WHAT YOU WILL DO
Please return the records below exactly as they stand, with the pictures removed.

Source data

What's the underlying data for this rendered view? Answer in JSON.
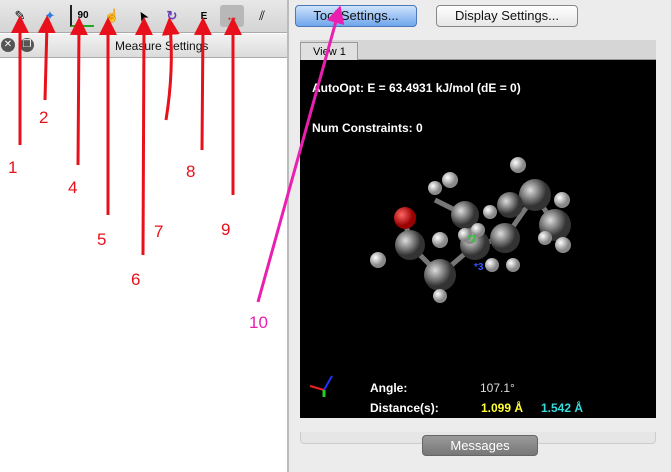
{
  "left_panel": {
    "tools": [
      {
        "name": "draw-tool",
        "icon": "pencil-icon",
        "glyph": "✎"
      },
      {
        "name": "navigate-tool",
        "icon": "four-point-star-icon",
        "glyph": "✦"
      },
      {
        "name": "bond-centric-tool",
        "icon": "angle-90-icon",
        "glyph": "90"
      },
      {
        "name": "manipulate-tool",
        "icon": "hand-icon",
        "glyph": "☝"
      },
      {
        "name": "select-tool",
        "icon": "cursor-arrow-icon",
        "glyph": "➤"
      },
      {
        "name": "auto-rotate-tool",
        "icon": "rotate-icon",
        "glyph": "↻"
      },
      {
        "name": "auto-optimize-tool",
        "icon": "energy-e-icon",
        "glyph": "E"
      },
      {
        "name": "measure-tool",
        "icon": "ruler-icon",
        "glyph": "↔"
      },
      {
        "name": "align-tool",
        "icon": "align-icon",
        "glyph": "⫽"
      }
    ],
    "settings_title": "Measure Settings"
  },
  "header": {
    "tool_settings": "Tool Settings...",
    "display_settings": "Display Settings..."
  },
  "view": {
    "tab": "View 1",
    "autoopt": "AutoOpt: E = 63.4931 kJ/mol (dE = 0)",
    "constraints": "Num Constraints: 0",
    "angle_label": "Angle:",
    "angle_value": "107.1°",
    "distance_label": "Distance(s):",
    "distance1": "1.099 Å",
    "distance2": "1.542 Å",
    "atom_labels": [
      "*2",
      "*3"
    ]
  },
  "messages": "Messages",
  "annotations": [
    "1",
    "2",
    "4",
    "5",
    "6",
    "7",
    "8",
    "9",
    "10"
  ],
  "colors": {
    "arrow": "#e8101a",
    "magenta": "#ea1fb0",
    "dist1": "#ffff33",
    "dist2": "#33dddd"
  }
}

OUTPUT OF THE EXERCISE
What's the underlying data for this rendered view? Answer in JSON.
{
  "left_panel": {
    "tools": [
      {
        "name": "draw-tool",
        "icon": "pencil-icon",
        "glyph": "✎"
      },
      {
        "name": "navigate-tool",
        "icon": "four-point-star-icon",
        "glyph": "✦"
      },
      {
        "name": "bond-centric-tool",
        "icon": "angle-90-icon",
        "glyph": "90"
      },
      {
        "name": "manipulate-tool",
        "icon": "hand-icon",
        "glyph": "☝"
      },
      {
        "name": "select-tool",
        "icon": "cursor-arrow-icon",
        "glyph": "➤"
      },
      {
        "name": "auto-rotate-tool",
        "icon": "rotate-icon",
        "glyph": "↻"
      },
      {
        "name": "auto-optimize-tool",
        "icon": "energy-e-icon",
        "glyph": "E"
      },
      {
        "name": "measure-tool",
        "icon": "ruler-icon",
        "glyph": "↔"
      },
      {
        "name": "align-tool",
        "icon": "align-icon",
        "glyph": "⫽"
      }
    ],
    "settings_title": "Measure Settings"
  },
  "header": {
    "tool_settings": "Tool Settings...",
    "display_settings": "Display Settings..."
  },
  "view": {
    "tab": "View 1",
    "autoopt": "AutoOpt: E = 63.4931 kJ/mol (dE = 0)",
    "constraints": "Num Constraints: 0",
    "angle_label": "Angle:",
    "angle_value": "107.1°",
    "distance_label": "Distance(s):",
    "distance1": "1.099 Å",
    "distance2": "1.542 Å",
    "atom_labels": [
      "*2",
      "*3"
    ]
  },
  "messages": "Messages",
  "annotations": [
    "1",
    "2",
    "4",
    "5",
    "6",
    "7",
    "8",
    "9",
    "10"
  ],
  "colors": {
    "arrow": "#e8101a",
    "magenta": "#ea1fb0",
    "dist1": "#ffff33",
    "dist2": "#33dddd"
  }
}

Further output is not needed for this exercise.